Website and app data records:
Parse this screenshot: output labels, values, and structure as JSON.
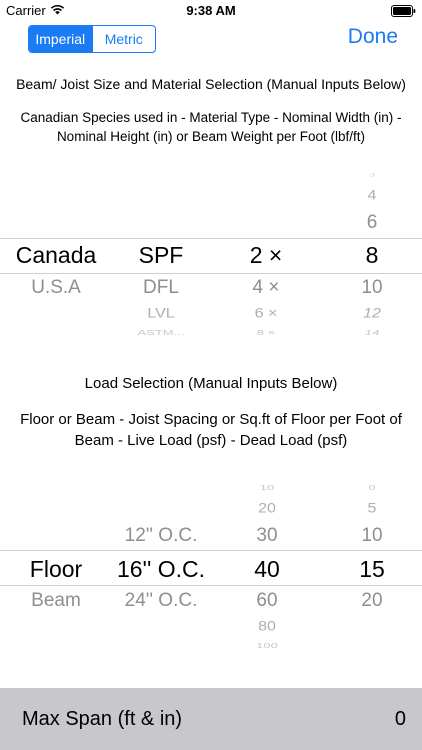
{
  "status": {
    "carrier": "Carrier",
    "time": "9:38 AM",
    "wifi_icon": "wifi-icon",
    "battery_icon": "battery-icon"
  },
  "toolbar": {
    "units": [
      "Imperial",
      "Metric"
    ],
    "selected_unit": "Imperial",
    "done_label": "Done",
    "accent_color": "#1a7bf2"
  },
  "section1": {
    "title": "Beam/ Joist Size and Material Selection (Manual Inputs Below)",
    "description": "Canadian Species used in - Material Type - Nominal Width (in) - Nominal Height (in) or Beam Weight per Foot (lbf/ft)"
  },
  "picker1": {
    "region": {
      "above": [],
      "selected": "Canada",
      "below": [
        "U.S.A"
      ]
    },
    "species": {
      "above": [],
      "selected": "SPF",
      "below": [
        "DFL",
        "LVL",
        "ASTM..."
      ]
    },
    "width": {
      "above": [],
      "selected": "2 ×",
      "below": [
        "4 ×",
        "6 ×",
        "8 ×"
      ]
    },
    "height": {
      "above": [
        "3",
        "4",
        "6"
      ],
      "selected": "8",
      "below": [
        "10",
        "12",
        "14"
      ]
    }
  },
  "section2": {
    "title": "Load Selection (Manual Inputs Below)",
    "description": "Floor or Beam - Joist Spacing or Sq.ft of Floor per Foot of Beam - Live Load (psf) - Dead Load (psf)"
  },
  "picker2": {
    "type": {
      "above": [],
      "selected": "Floor",
      "below": [
        "Beam"
      ]
    },
    "spacing": {
      "above": [
        "12'' O.C."
      ],
      "selected": "16'' O.C.",
      "below": [
        "24'' O.C."
      ]
    },
    "live_load": {
      "above": [
        "10",
        "20",
        "30"
      ],
      "selected": "40",
      "below": [
        "60",
        "80",
        "100"
      ]
    },
    "dead_load": {
      "above": [
        "0",
        "5",
        "10"
      ],
      "selected": "15",
      "below": [
        "20"
      ]
    }
  },
  "result": {
    "label": "Max Span (ft & in)",
    "value": "0"
  }
}
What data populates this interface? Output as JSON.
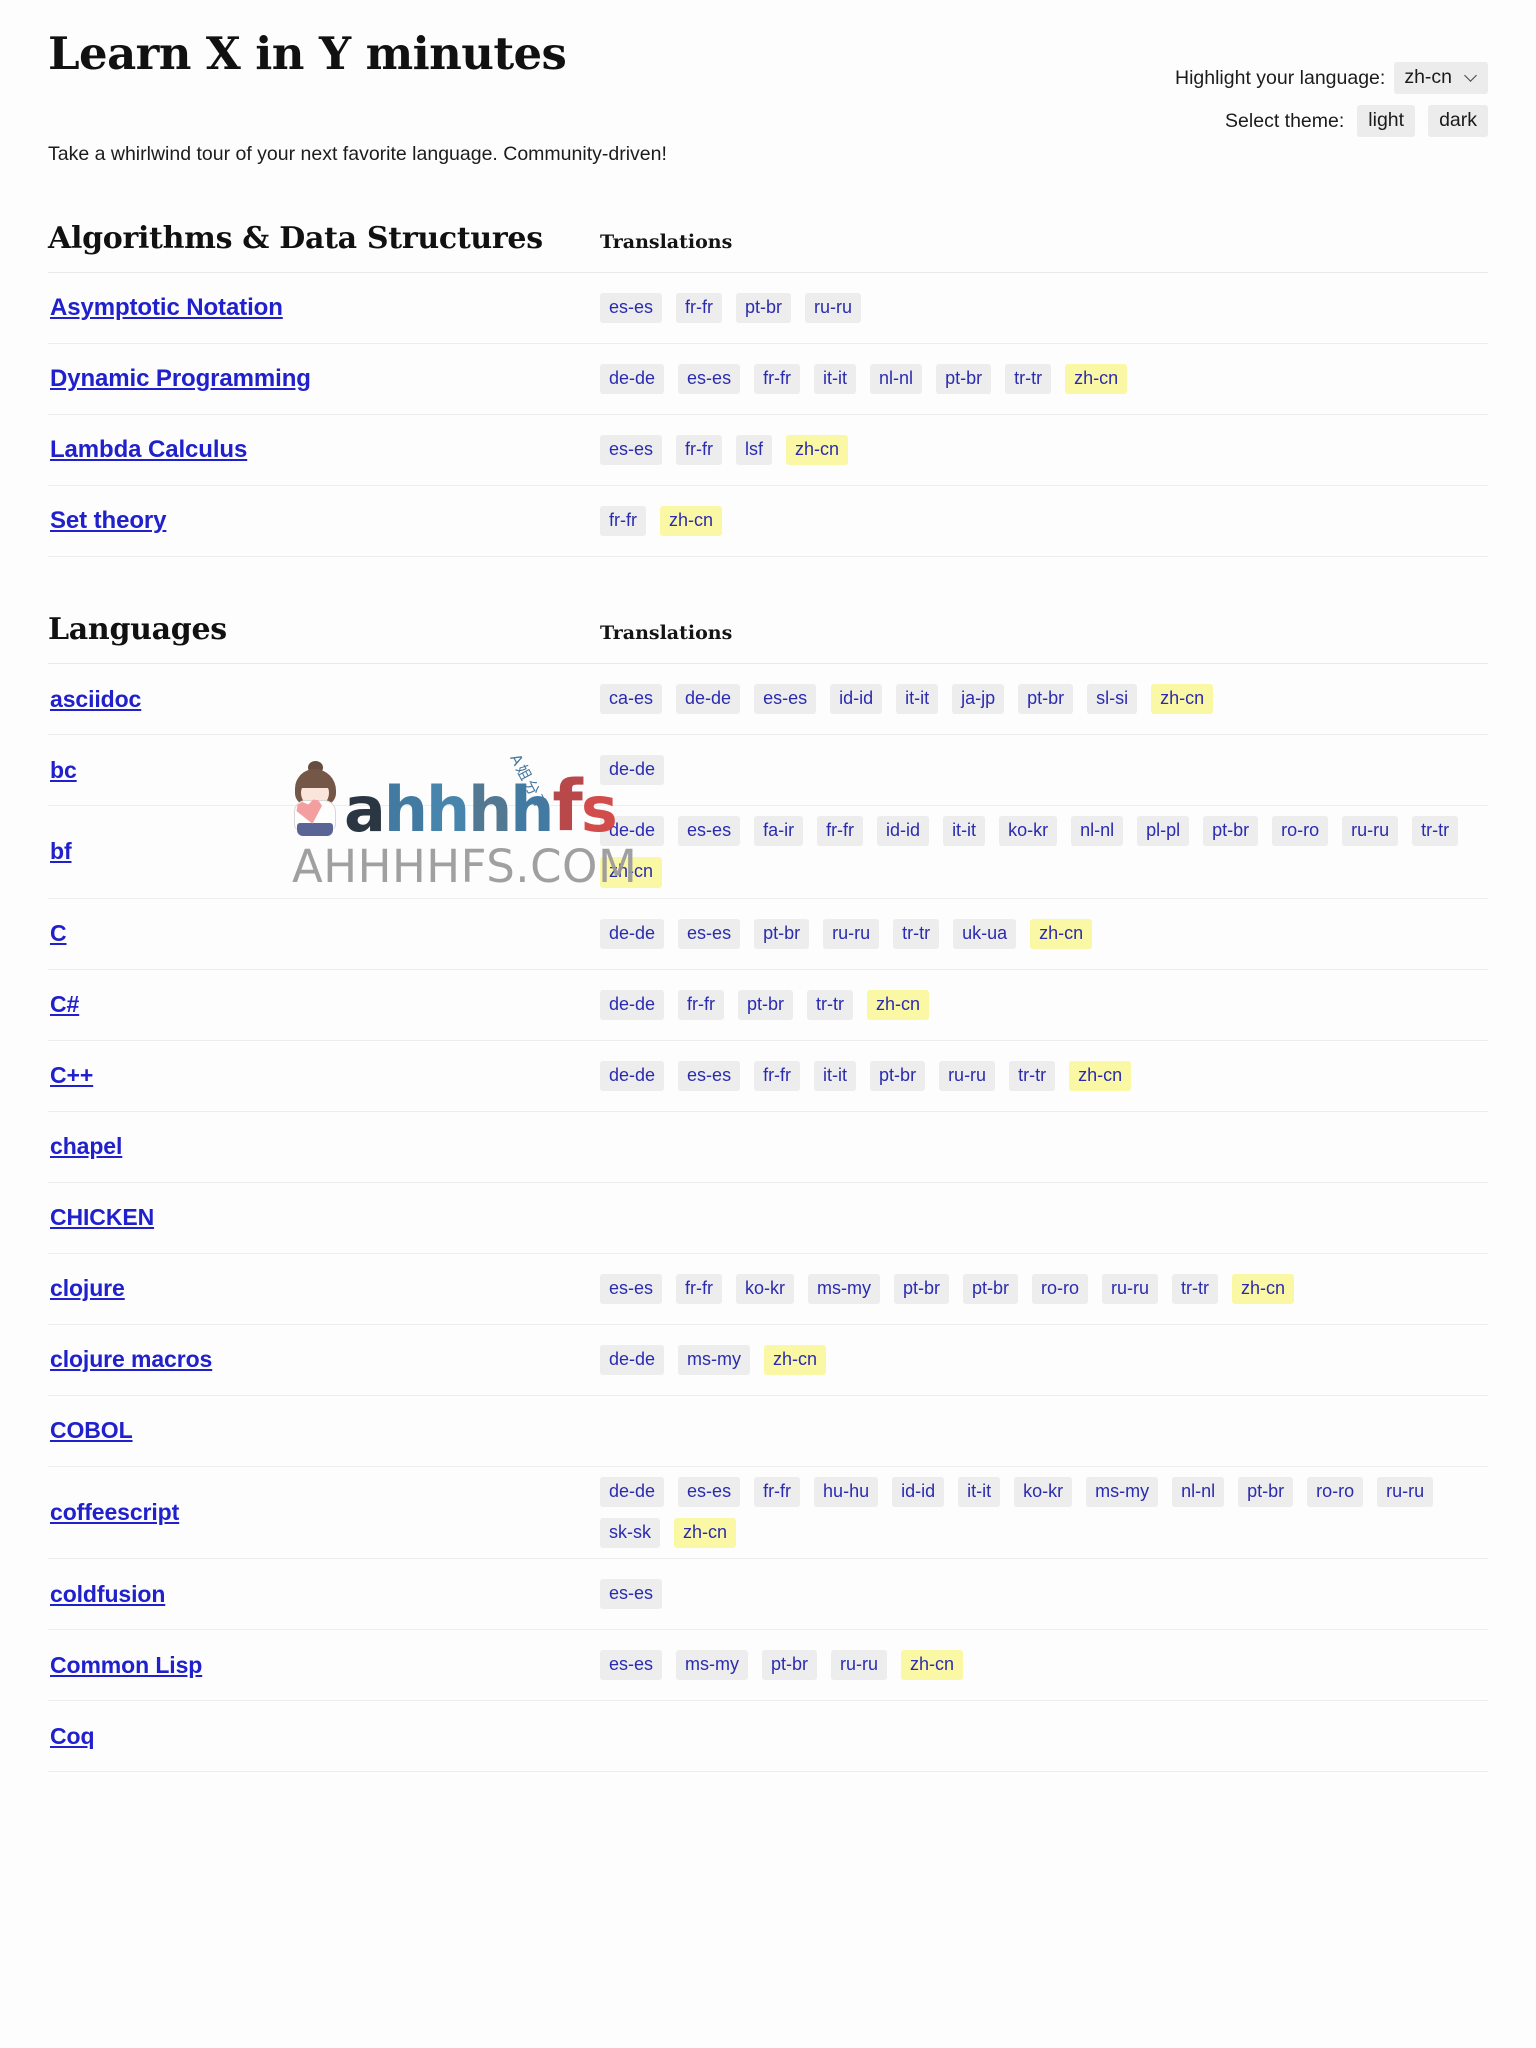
{
  "header": {
    "title": "Learn X in Y minutes",
    "highlight_label": "Highlight your language:",
    "highlight_value": "zh-cn",
    "theme_label": "Select theme:",
    "theme_light": "light",
    "theme_dark": "dark",
    "tagline": "Take a whirlwind tour of your next favorite language. Community-driven!"
  },
  "colors": {
    "link": "#2020cc",
    "badge_bg": "#ededed",
    "badge_text": "#2b2bb0",
    "badge_highlight_bg": "#fbf8a5",
    "control_bg": "#ececec"
  },
  "sections": [
    {
      "title": "Algorithms & Data Structures",
      "translations_header": "Translations",
      "rows": [
        {
          "name": "Asymptotic Notation",
          "translations": [
            "es-es",
            "fr-fr",
            "pt-br",
            "ru-ru"
          ]
        },
        {
          "name": "Dynamic Programming",
          "translations": [
            "de-de",
            "es-es",
            "fr-fr",
            "it-it",
            "nl-nl",
            "pt-br",
            "tr-tr",
            "zh-cn"
          ]
        },
        {
          "name": "Lambda Calculus",
          "translations": [
            "es-es",
            "fr-fr",
            "lsf",
            "zh-cn"
          ]
        },
        {
          "name": "Set theory",
          "translations": [
            "fr-fr",
            "zh-cn"
          ]
        }
      ]
    },
    {
      "title": "Languages",
      "translations_header": "Translations",
      "rows": [
        {
          "name": "asciidoc",
          "translations": [
            "ca-es",
            "de-de",
            "es-es",
            "id-id",
            "it-it",
            "ja-jp",
            "pt-br",
            "sl-si",
            "zh-cn"
          ]
        },
        {
          "name": "bc",
          "translations": [
            "de-de"
          ]
        },
        {
          "name": "bf",
          "translations": [
            "de-de",
            "es-es",
            "fa-ir",
            "fr-fr",
            "id-id",
            "it-it",
            "ko-kr",
            "nl-nl",
            "pl-pl",
            "pt-br",
            "ro-ro",
            "ru-ru",
            "tr-tr",
            "zh-cn"
          ]
        },
        {
          "name": "C",
          "translations": [
            "de-de",
            "es-es",
            "pt-br",
            "ru-ru",
            "tr-tr",
            "uk-ua",
            "zh-cn"
          ]
        },
        {
          "name": "C#",
          "translations": [
            "de-de",
            "fr-fr",
            "pt-br",
            "tr-tr",
            "zh-cn"
          ]
        },
        {
          "name": "C++",
          "translations": [
            "de-de",
            "es-es",
            "fr-fr",
            "it-it",
            "pt-br",
            "ru-ru",
            "tr-tr",
            "zh-cn"
          ]
        },
        {
          "name": "chapel",
          "translations": []
        },
        {
          "name": "CHICKEN",
          "translations": []
        },
        {
          "name": "clojure",
          "translations": [
            "es-es",
            "fr-fr",
            "ko-kr",
            "ms-my",
            "pt-br",
            "pt-br",
            "ro-ro",
            "ru-ru",
            "tr-tr",
            "zh-cn"
          ]
        },
        {
          "name": "clojure macros",
          "translations": [
            "de-de",
            "ms-my",
            "zh-cn"
          ]
        },
        {
          "name": "COBOL",
          "translations": []
        },
        {
          "name": "coffeescript",
          "translations": [
            "de-de",
            "es-es",
            "fr-fr",
            "hu-hu",
            "id-id",
            "it-it",
            "ko-kr",
            "ms-my",
            "nl-nl",
            "pt-br",
            "ro-ro",
            "ru-ru",
            "sk-sk",
            "zh-cn"
          ]
        },
        {
          "name": "coldfusion",
          "translations": [
            "es-es"
          ]
        },
        {
          "name": "Common Lisp",
          "translations": [
            "es-es",
            "ms-my",
            "pt-br",
            "ru-ru",
            "zh-cn"
          ]
        },
        {
          "name": "Coq",
          "translations": []
        }
      ]
    }
  ],
  "watermark": {
    "brand": "ahhhhfs",
    "domain": "AHHHHFS.COM",
    "tagline_cn": "A姐分享"
  },
  "highlighted_language": "zh-cn"
}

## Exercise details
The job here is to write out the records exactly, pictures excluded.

## Task response
Parse this screenshot: output labels, values, and structure as JSON.
{
  "status": {
    "carrier": "Carrier",
    "time": "9:38 AM",
    "wifi_icon": "wifi-icon",
    "battery_icon": "battery-icon"
  },
  "toolbar": {
    "units": [
      "Imperial",
      "Metric"
    ],
    "selected_unit": "Imperial",
    "done_label": "Done",
    "accent_color": "#1a7bf2"
  },
  "section1": {
    "title": "Beam/ Joist Size and Material Selection (Manual Inputs Below)",
    "description": "Canadian Species used in - Material Type - Nominal Width (in) - Nominal Height (in) or Beam Weight per Foot (lbf/ft)"
  },
  "picker1": {
    "region": {
      "above": [],
      "selected": "Canada",
      "below": [
        "U.S.A"
      ]
    },
    "species": {
      "above": [],
      "selected": "SPF",
      "below": [
        "DFL",
        "LVL",
        "ASTM..."
      ]
    },
    "width": {
      "above": [],
      "selected": "2 ×",
      "below": [
        "4 ×",
        "6 ×",
        "8 ×"
      ]
    },
    "height": {
      "above": [
        "3",
        "4",
        "6"
      ],
      "selected": "8",
      "below": [
        "10",
        "12",
        "14"
      ]
    }
  },
  "section2": {
    "title": "Load Selection (Manual Inputs Below)",
    "description": "Floor or Beam - Joist Spacing or Sq.ft of Floor per Foot of Beam - Live Load (psf) - Dead Load (psf)"
  },
  "picker2": {
    "type": {
      "above": [],
      "selected": "Floor",
      "below": [
        "Beam"
      ]
    },
    "spacing": {
      "above": [
        "12'' O.C."
      ],
      "selected": "16'' O.C.",
      "below": [
        "24'' O.C."
      ]
    },
    "live_load": {
      "above": [
        "10",
        "20",
        "30"
      ],
      "selected": "40",
      "below": [
        "60",
        "80",
        "100"
      ]
    },
    "dead_load": {
      "above": [
        "0",
        "5",
        "10"
      ],
      "selected": "15",
      "below": [
        "20"
      ]
    }
  },
  "result": {
    "label": "Max Span (ft & in)",
    "value": "0"
  }
}
What data populates this interface? Output as JSON.
{
  "header": {
    "title": "Learn X in Y minutes",
    "highlight_label": "Highlight your language:",
    "highlight_value": "zh-cn",
    "theme_label": "Select theme:",
    "theme_light": "light",
    "theme_dark": "dark",
    "tagline": "Take a whirlwind tour of your next favorite language. Community-driven!"
  },
  "colors": {
    "link": "#2020cc",
    "badge_bg": "#ededed",
    "badge_text": "#2b2bb0",
    "badge_highlight_bg": "#fbf8a5",
    "control_bg": "#ececec"
  },
  "sections": [
    {
      "title": "Algorithms & Data Structures",
      "translations_header": "Translations",
      "rows": [
        {
          "name": "Asymptotic Notation",
          "translations": [
            "es-es",
            "fr-fr",
            "pt-br",
            "ru-ru"
          ]
        },
        {
          "name": "Dynamic Programming",
          "translations": [
            "de-de",
            "es-es",
            "fr-fr",
            "it-it",
            "nl-nl",
            "pt-br",
            "tr-tr",
            "zh-cn"
          ]
        },
        {
          "name": "Lambda Calculus",
          "translations": [
            "es-es",
            "fr-fr",
            "lsf",
            "zh-cn"
          ]
        },
        {
          "name": "Set theory",
          "translations": [
            "fr-fr",
            "zh-cn"
          ]
        }
      ]
    },
    {
      "title": "Languages",
      "translations_header": "Translations",
      "rows": [
        {
          "name": "asciidoc",
          "translations": [
            "ca-es",
            "de-de",
            "es-es",
            "id-id",
            "it-it",
            "ja-jp",
            "pt-br",
            "sl-si",
            "zh-cn"
          ]
        },
        {
          "name": "bc",
          "translations": [
            "de-de"
          ]
        },
        {
          "name": "bf",
          "translations": [
            "de-de",
            "es-es",
            "fa-ir",
            "fr-fr",
            "id-id",
            "it-it",
            "ko-kr",
            "nl-nl",
            "pl-pl",
            "pt-br",
            "ro-ro",
            "ru-ru",
            "tr-tr",
            "zh-cn"
          ]
        },
        {
          "name": "C",
          "translations": [
            "de-de",
            "es-es",
            "pt-br",
            "ru-ru",
            "tr-tr",
            "uk-ua",
            "zh-cn"
          ]
        },
        {
          "name": "C#",
          "translations": [
            "de-de",
            "fr-fr",
            "pt-br",
            "tr-tr",
            "zh-cn"
          ]
        },
        {
          "name": "C++",
          "translations": [
            "de-de",
            "es-es",
            "fr-fr",
            "it-it",
            "pt-br",
            "ru-ru",
            "tr-tr",
            "zh-cn"
          ]
        },
        {
          "name": "chapel",
          "translations": []
        },
        {
          "name": "CHICKEN",
          "translations": []
        },
        {
          "name": "clojure",
          "translations": [
            "es-es",
            "fr-fr",
            "ko-kr",
            "ms-my",
            "pt-br",
            "pt-br",
            "ro-ro",
            "ru-ru",
            "tr-tr",
            "zh-cn"
          ]
        },
        {
          "name": "clojure macros",
          "translations": [
            "de-de",
            "ms-my",
            "zh-cn"
          ]
        },
        {
          "name": "COBOL",
          "translations": []
        },
        {
          "name": "coffeescript",
          "translations": [
            "de-de",
            "es-es",
            "fr-fr",
            "hu-hu",
            "id-id",
            "it-it",
            "ko-kr",
            "ms-my",
            "nl-nl",
            "pt-br",
            "ro-ro",
            "ru-ru",
            "sk-sk",
            "zh-cn"
          ]
        },
        {
          "name": "coldfusion",
          "translations": [
            "es-es"
          ]
        },
        {
          "name": "Common Lisp",
          "translations": [
            "es-es",
            "ms-my",
            "pt-br",
            "ru-ru",
            "zh-cn"
          ]
        },
        {
          "name": "Coq",
          "translations": []
        }
      ]
    }
  ],
  "watermark": {
    "brand": "ahhhhfs",
    "domain": "AHHHHFS.COM",
    "tagline_cn": "A姐分享"
  },
  "highlighted_language": "zh-cn"
}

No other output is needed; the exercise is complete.